Flowers: Tiny flowers clustered into dense spikes on the ends of elongate, leafless stalks (scapes). In most cases the spikes contain many flowers, but in one or two species there are only a few flowers. The flowers grow in tight clusters which are 1 to 2.5cm long. Individual flowers are quite small and insignificant.

Fruit/Seed: Seeds are black to brown in colour. Germination occurs autumn to winter.

Dispersal: Seeds fall from the seed head and may be carried short distances on wind. Soil and water movement may move them further from the parent plant.

Distribution: Plantain can be found in lawns, gardens, most pastures and virtually all roadsides.

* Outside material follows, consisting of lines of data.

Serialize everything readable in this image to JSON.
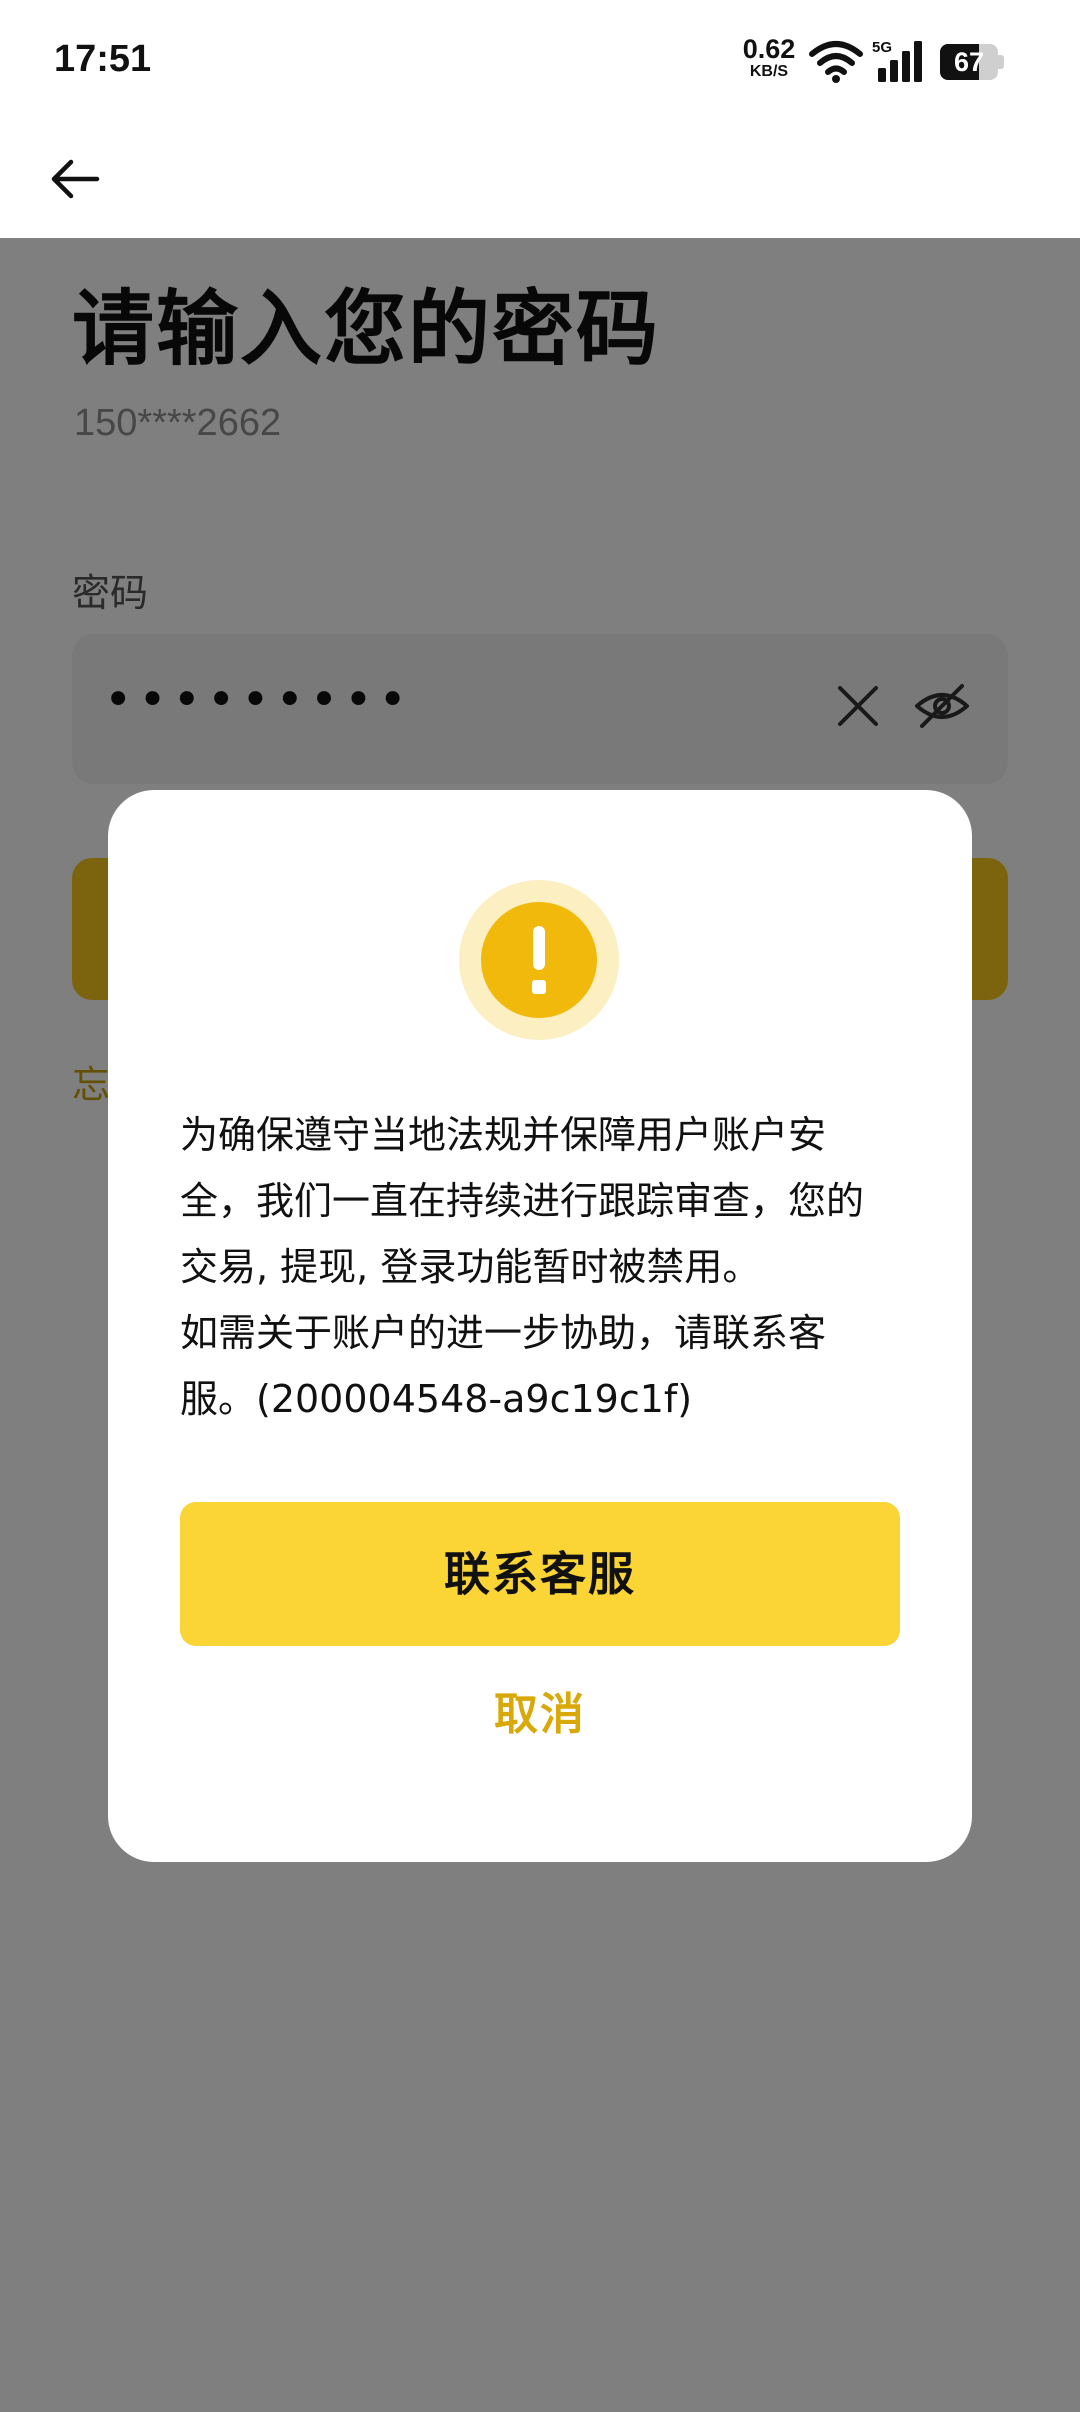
{
  "status_bar": {
    "time": "17:51",
    "net_speed": "0.62",
    "net_speed_unit": "KB/S",
    "network_type": "5G",
    "battery": "67",
    "battery_level": 0.67,
    "icons": [
      "wifi-icon",
      "signal-5g-icon",
      "battery-icon"
    ]
  },
  "header": {
    "back_icon": "arrow-left-icon"
  },
  "login": {
    "title": "请输入您的密码",
    "phone": "150****2662",
    "password_label": "密码",
    "password_value": "•••••••••",
    "clear_icon": "close-icon",
    "visibility_icon": "eye-off-icon",
    "forgot_text": "忘"
  },
  "dialog": {
    "icon": "warning-icon",
    "message": "为确保遵守当地法规并保障用户账户安全，我们一直在持续进行跟踪审查，您的交易, 提现, 登录功能暂时被禁用。\n如需关于账户的进一步协助，请联系客服。(200004548-a9c19c1f)",
    "primary_button": "联系客服",
    "secondary_button": "取消"
  },
  "colors": {
    "accent": "#fad535",
    "warning": "#f0b90b",
    "cancel_text": "#d9a90b",
    "overlay": "#808080"
  }
}
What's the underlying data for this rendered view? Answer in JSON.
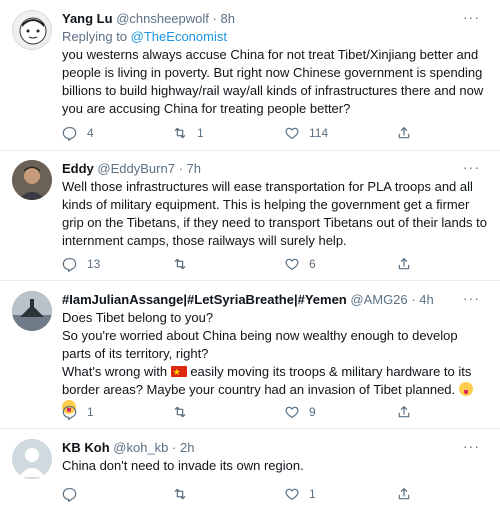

Narrow-leaf Plantain – P. lanceolata

  • Found throughout the state, most common of the introduced Plantains.
  • The distinctive feature is that the inflorescence stalk (the peduncle) is ribbed.

Buckshorn Plantain – P. coronopus

  • Found throughout the state, most common along coastal areas.
  • This plant is useful as a salinity indicator.

Giant Plantain – P. major 

  • Found principally in the north and south of the State and is less common in the Tasmanian Midlands.
  • Entirely restricted to damp areas.
  • The leaves are generally held flat to the ground in a rosette, and are 5-20 cm long but relatively broad (2-10 cm wide).

Status: Undeclared in Tasmania.

Weed Impact:

  • Plantain may contribute to hayfever.
  • Infestations can become quite dense in run down lawns and pastures, excluding desirable grasses.
  • Some biodynamic farmers promote plantains as a deep-rooted supplement to traditional pasture species as they can access nutrients deeper in the soil than most grasses.

For further information contact the Department of Primary Industry, Parks, Water and Environment, Tasmania.

Control Methods:

  • Grubbing (all year). Ensure entire plant is removed especially the long taproot.
  • Cultivation (all year). Breaks up plantain clumps. Follow up with establishment of a competitive pasture or crop.
  • Herbicide (spring, summer and autumn). Herbicides registered in Tasmania include dicamba, MCPA, glyphosate, 2,4-DB and 2,4-D.

N.B. Always check the herbicide label before use.